New Hampshire!

By Eric Vallen

The land of my people. The new, found, land. Home of Newfound lake. New Hampshire is widely known as one of the densest population centers on the globe, with an astronomical 147 persons per square mile. Unsurprisingly, New Hampshire offers the most populated city in the world, Manchester, at a total population of 112,000 people. Furthermore, New Hampshire is home to over 800 lakes, including the most popular lake of the world, Newfound Lake. Also, it has several very uniquely named cities, most notably Concord, Manchester, and Portsmouth!

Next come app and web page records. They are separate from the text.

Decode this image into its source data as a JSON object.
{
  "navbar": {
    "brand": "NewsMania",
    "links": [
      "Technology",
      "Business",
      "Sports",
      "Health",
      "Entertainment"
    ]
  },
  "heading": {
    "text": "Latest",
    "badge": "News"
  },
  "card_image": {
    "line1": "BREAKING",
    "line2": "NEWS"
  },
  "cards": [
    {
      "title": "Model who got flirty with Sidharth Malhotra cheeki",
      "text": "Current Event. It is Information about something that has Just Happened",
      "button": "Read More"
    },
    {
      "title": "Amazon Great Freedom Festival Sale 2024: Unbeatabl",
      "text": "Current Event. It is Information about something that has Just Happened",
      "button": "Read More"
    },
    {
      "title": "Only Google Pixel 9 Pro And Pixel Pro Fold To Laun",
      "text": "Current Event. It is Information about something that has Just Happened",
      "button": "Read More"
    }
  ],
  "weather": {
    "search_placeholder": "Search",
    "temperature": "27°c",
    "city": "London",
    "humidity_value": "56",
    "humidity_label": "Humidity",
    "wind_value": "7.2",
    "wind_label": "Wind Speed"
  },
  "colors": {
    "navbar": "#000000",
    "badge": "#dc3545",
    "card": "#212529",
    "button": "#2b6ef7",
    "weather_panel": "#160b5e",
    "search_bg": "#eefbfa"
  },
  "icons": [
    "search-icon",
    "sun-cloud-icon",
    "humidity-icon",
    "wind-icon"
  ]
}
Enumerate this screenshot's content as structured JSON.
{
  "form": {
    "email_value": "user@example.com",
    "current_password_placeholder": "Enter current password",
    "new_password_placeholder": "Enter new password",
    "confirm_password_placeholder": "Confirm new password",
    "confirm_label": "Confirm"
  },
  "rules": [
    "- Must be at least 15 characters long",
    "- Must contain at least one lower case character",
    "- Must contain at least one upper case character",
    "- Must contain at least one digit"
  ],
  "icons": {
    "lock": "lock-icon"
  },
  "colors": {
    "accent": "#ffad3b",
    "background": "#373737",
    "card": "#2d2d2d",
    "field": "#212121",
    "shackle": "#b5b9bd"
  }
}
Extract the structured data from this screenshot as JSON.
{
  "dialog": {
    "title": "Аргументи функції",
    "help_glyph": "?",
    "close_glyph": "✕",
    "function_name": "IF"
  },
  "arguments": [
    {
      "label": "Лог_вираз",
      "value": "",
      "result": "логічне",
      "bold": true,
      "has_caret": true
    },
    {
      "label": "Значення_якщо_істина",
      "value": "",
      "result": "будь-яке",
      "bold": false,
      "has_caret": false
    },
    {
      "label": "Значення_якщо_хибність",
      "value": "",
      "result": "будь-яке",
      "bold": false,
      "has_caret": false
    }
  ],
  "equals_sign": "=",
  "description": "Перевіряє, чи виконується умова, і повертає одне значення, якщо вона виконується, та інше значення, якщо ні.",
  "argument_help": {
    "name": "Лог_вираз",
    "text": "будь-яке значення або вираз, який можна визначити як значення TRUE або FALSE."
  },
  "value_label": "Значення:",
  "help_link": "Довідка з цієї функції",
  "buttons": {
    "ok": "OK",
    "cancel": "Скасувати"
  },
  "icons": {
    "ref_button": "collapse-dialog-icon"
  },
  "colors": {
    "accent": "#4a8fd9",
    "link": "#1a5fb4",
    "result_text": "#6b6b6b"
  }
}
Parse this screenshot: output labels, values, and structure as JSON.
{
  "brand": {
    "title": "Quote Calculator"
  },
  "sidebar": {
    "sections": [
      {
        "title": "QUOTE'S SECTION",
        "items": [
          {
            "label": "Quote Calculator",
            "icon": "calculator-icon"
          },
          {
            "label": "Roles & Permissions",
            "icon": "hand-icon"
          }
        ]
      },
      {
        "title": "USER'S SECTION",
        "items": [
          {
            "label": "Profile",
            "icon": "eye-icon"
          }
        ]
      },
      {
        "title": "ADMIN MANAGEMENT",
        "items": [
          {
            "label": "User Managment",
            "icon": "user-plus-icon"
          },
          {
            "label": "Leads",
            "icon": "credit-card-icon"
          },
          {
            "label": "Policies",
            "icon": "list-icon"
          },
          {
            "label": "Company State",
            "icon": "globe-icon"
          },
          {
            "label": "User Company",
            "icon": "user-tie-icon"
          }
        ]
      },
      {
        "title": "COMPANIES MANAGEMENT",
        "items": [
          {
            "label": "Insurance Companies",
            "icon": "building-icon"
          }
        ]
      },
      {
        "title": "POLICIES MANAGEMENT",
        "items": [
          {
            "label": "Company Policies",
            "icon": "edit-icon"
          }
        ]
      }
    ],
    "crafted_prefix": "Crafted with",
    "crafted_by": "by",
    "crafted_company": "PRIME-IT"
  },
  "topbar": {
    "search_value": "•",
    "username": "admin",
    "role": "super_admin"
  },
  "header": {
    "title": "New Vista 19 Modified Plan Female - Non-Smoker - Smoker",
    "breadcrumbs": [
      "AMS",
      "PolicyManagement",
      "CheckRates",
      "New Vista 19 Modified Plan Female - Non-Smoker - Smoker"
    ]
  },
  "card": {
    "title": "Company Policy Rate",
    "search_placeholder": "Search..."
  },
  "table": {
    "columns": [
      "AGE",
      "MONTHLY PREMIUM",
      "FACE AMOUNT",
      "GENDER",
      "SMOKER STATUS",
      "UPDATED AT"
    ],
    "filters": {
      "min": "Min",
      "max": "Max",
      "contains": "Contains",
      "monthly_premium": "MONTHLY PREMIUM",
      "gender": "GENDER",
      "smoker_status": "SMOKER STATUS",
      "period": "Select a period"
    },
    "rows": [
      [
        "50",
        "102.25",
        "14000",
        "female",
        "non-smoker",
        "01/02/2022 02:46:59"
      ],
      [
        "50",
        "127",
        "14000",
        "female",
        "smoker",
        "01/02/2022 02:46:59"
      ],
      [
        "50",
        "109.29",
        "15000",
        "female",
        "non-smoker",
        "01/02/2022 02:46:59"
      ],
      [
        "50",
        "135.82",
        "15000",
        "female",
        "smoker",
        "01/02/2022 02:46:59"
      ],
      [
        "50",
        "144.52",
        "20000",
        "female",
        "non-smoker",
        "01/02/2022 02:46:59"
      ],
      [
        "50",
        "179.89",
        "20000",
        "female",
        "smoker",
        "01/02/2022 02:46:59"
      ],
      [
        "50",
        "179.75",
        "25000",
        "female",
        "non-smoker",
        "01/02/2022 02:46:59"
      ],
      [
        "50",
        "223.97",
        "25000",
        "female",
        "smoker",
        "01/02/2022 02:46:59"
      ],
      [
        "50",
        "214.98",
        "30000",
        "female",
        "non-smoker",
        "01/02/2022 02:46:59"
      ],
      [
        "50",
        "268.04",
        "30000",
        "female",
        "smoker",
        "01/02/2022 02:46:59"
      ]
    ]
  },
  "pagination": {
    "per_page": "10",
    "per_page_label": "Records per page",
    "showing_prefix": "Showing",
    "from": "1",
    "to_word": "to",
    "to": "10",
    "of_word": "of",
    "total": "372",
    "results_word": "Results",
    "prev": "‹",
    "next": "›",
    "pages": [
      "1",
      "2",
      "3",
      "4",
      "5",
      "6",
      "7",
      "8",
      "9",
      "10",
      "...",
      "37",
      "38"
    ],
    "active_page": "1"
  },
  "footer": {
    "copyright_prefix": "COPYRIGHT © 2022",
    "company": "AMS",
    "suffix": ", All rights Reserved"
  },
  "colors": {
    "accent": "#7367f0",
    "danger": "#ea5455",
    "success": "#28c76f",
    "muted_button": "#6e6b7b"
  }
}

No matter how much I embellish, there’s no denying New Hampshire’s boringness. San Jose has the same population as the entire state of New Hampshire. In typical northeast fashion, New Hampshire is home to a population so white it might as well be a piece of binder paper. Even worse, its a land of old people. More than 60 percent of New Hampshirian residents are over 44 years old. And white. Simply preposterous.

In all honesty, New Hampshire was probably a more significant tourist attraction in 1776 than it is now. Most lakes have been almost completely bought out by old people, and are virtually impossible to find lodging near. Unless you like Motels and backroad Inns, you’ll be subject to 20 minute drives on ancient roads just to get to some murky waters. However, the state has taken great advantage of the .3 miles of coastline it does have, and created “stellar” beaches, per longtime New Hampshire resident Alessandra Kelly. Besides water attractions, New Hampshire actually does have some remarkable natural features. With extremely dense forests and a surprisingly hilly landscape, the state offers vast multitudes of interesting hikes, especially during summer months when skies are almost always clear. 

When the weather turns cold, reasons to go to New Hampshire turn from a few to zero. Of course, as in any place that gets a millimeter of snow a year, there are a few ski resorts, but I absolutely would not recommend them. Prime conditions in New Hampshire are hellish conditions anywhere near california. Mammoth in October would be heaven for an avid New Hampshire skier.  From September to March, New Hampshire is a no-anything zone. 

However, although all of the popular attractions that younger people would go to aren’t exactly the greatest in New Hampshire, it does have some redeeming qualities. It has a very quaint, farmland kind of vibe, but without the horrid weather of the midwest. Although I previously put down the old age of New Hampshire as a whole, it makes it a very quiet, peaceful place. It’s full of little nook and cranny establishments that are scores, even hundreds of years old, and has subtle, thin forests that are perfect for short hikes & little picnics. Essentially, 40 weeks out of the year, New Hampshire is a hell-zone, but for those short summer months, it’s a truly quant, homely place.